Despite the vision and the mission of SPNI which, in my view, is self-validating, some critics of Israel have accused the environmental NGO of being a green shield which hides Israel’s treatment of the Palestinians. This is a calumny which SPNI contradicts by its work with West Bank Palestinians and Jordanians on water issues and on natural pest control. General (ret.) Mansour Abbas of Jordan works closely with SPNI on projects on both sides of the border. Arab students from the West Bank participate in environmental seminars. Neither the struggle for human rights nor dedication to protect the ecology of Israel/Palestine needs to take precedence of one over the other. In the current state of the earth’s climate and the Israeli struggle to preserve democracy both are issues of urgent priority.
North American rabbis and leaders have a role to play with SPNI. The role begins with familiarizing your community with the existence of SPNI and its work. We do well to encourage a philanthropic participation with SPNI. When we lead tours to Israel we can enrich our itinerary with visits to Kfar Ruppin wetland reserve, to the Hulah Nature Preserve, to the Gazelle Park in Jerusalem city limits, and to the Jerusalem Bird Obsdervatory.
A few years ago, I went into a bookstore in a Jerusalem alley way. I found a wonderful and very valuable book which I have used with much satisfaction. It contains information and guidance for forty hikes on the Golan and in the Galil. The title is Maslulim—L’hitaheiv Ba’Aretz Mei-Chadash (Hikes—To Fall in Love With the Land Anew). That title suggests our task: through love of the land, we renew our bonds to Israel and to one another. Through love of the land, we can overcome sinat chinam among factions in Israel and in the diaspora. Through love of the land, through our ne’emanut, we can attain love of our people anew.

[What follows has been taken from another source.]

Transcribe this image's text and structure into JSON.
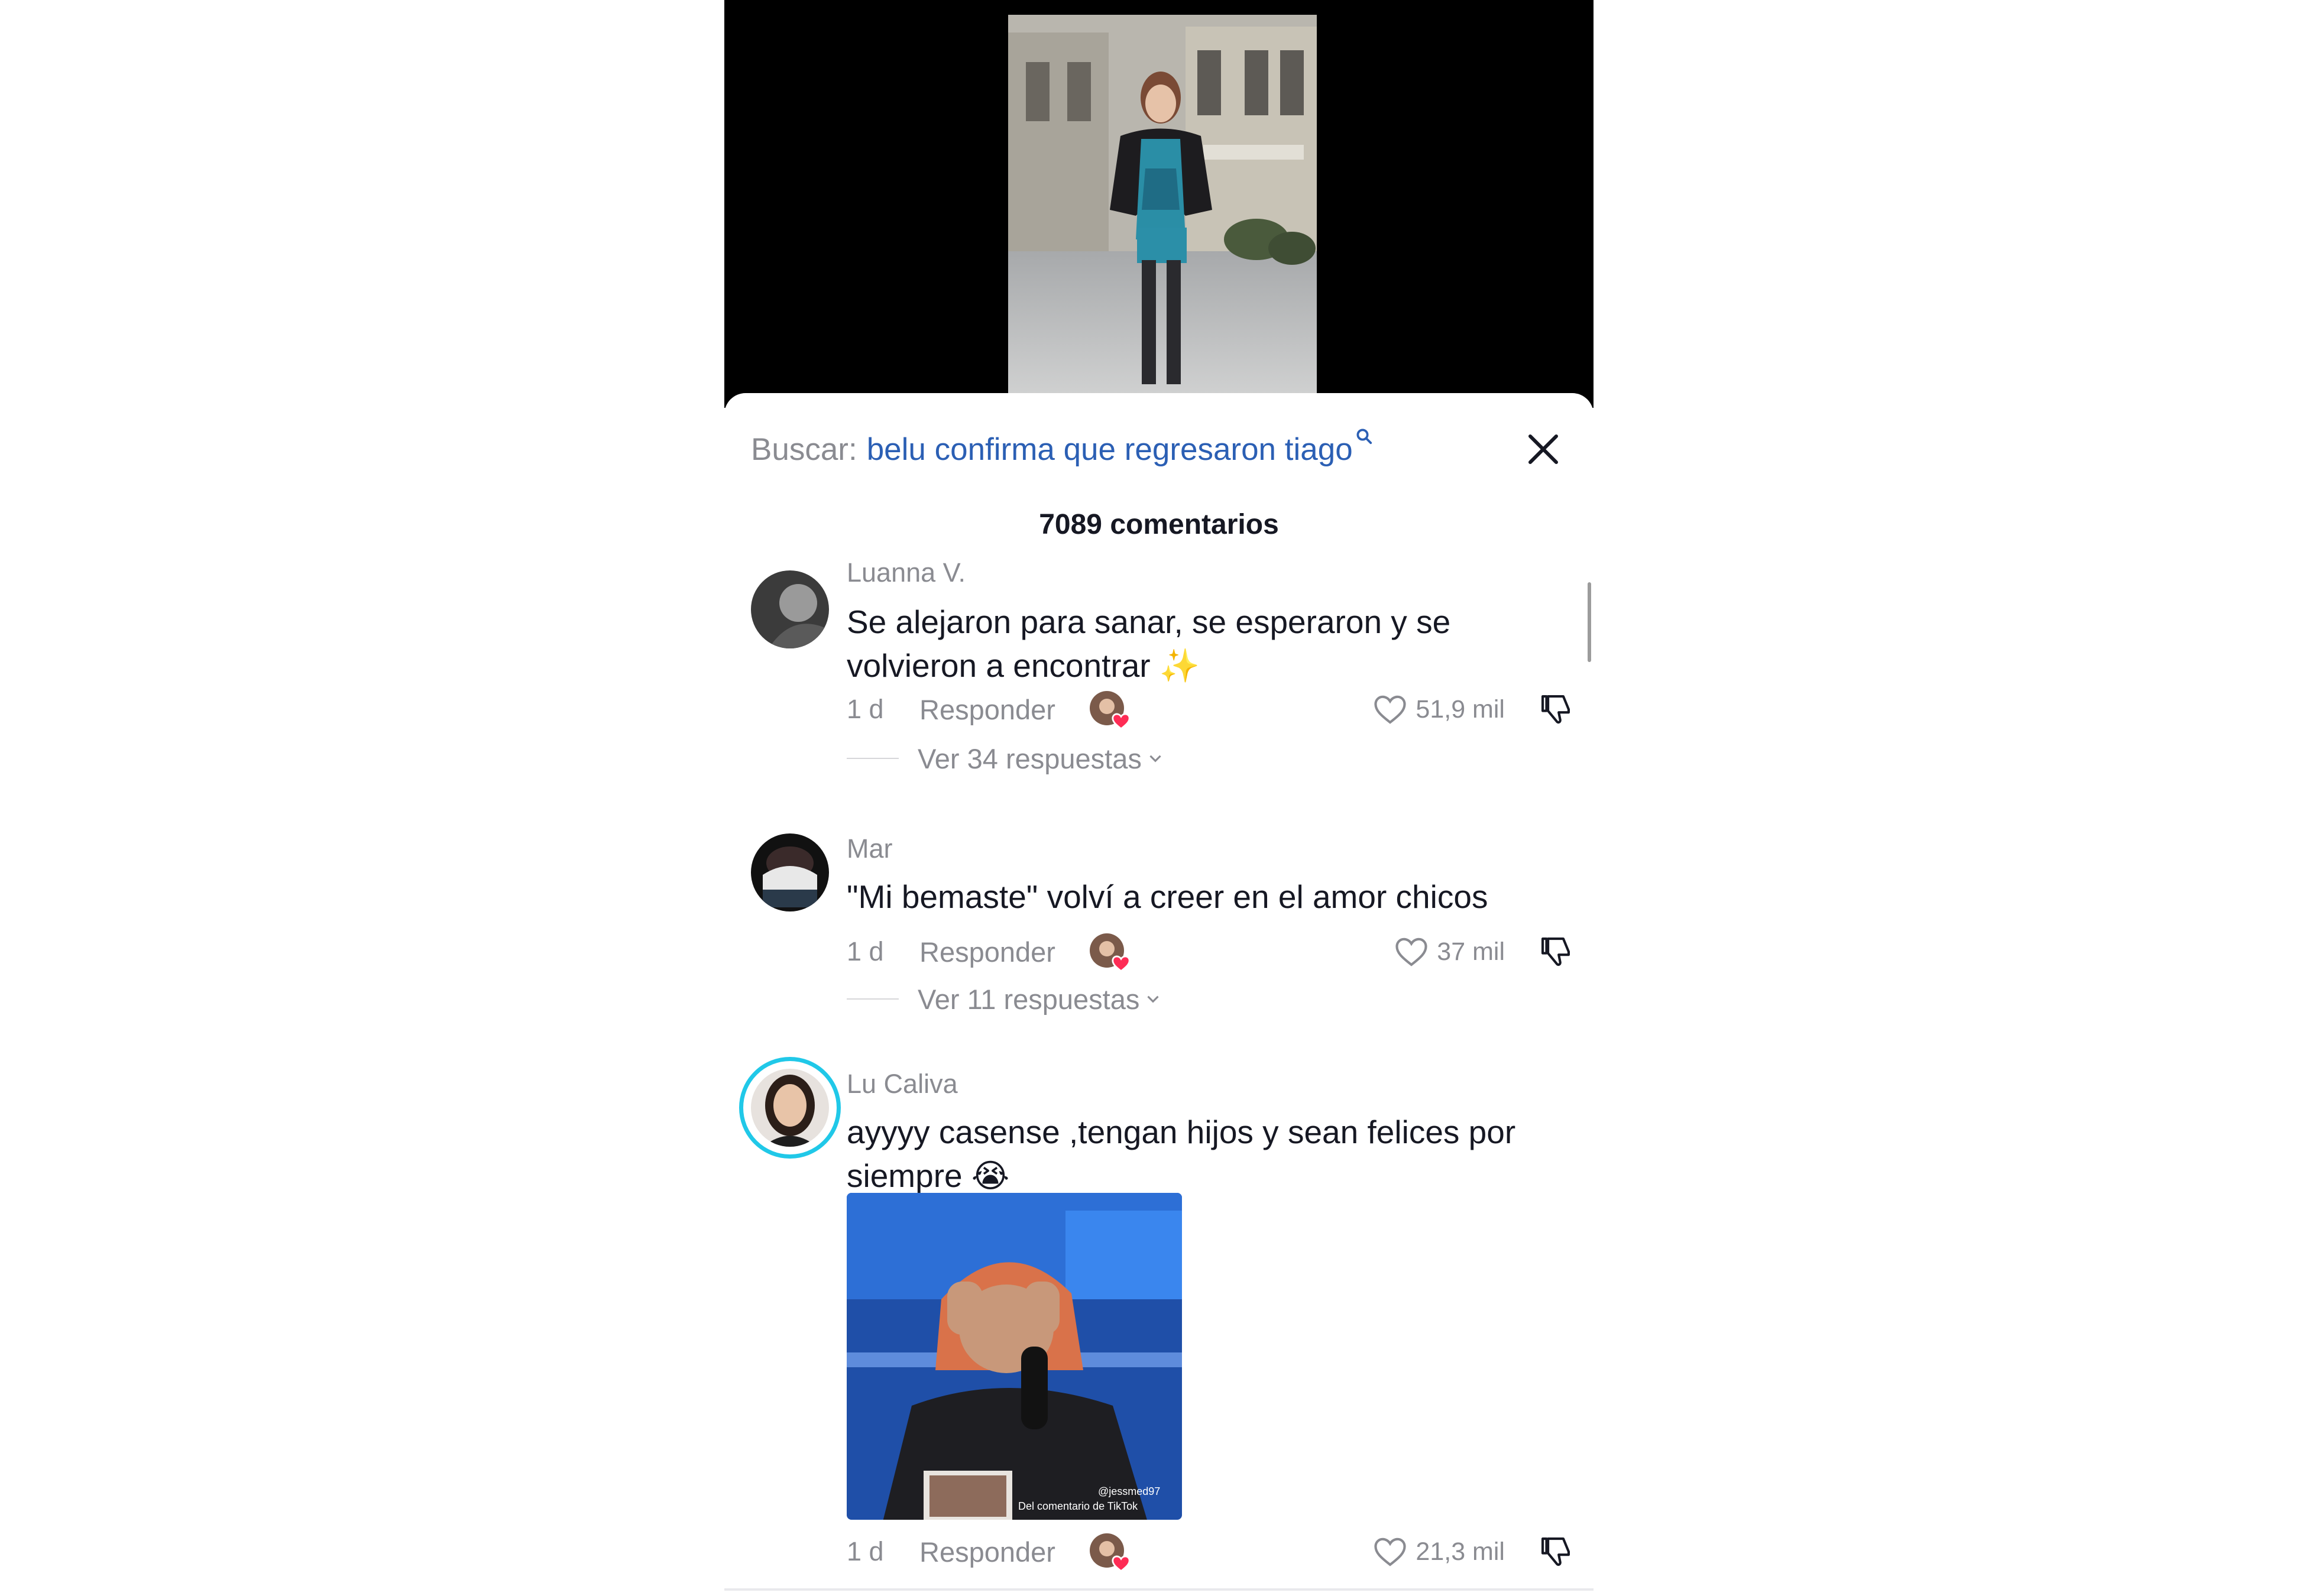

Rabbi Paul Citrin (C 1973) is retired in Albuquerque where he teaches and writes.
1) Hertzberg, Arthur, The Zionist Idea, p. 28
2) ibid. p. 285
3) ibid p. 379
4) Mirsky Yehudah, Rav Kook, p. 160
5) Waskow, Arthur, Down to Earth Judaism, p.363
6) Bitton, Mijal, “Ne’emanut” in Sources, fall 2022
7) From SPNI literature in honor of Professor Yossi Leshem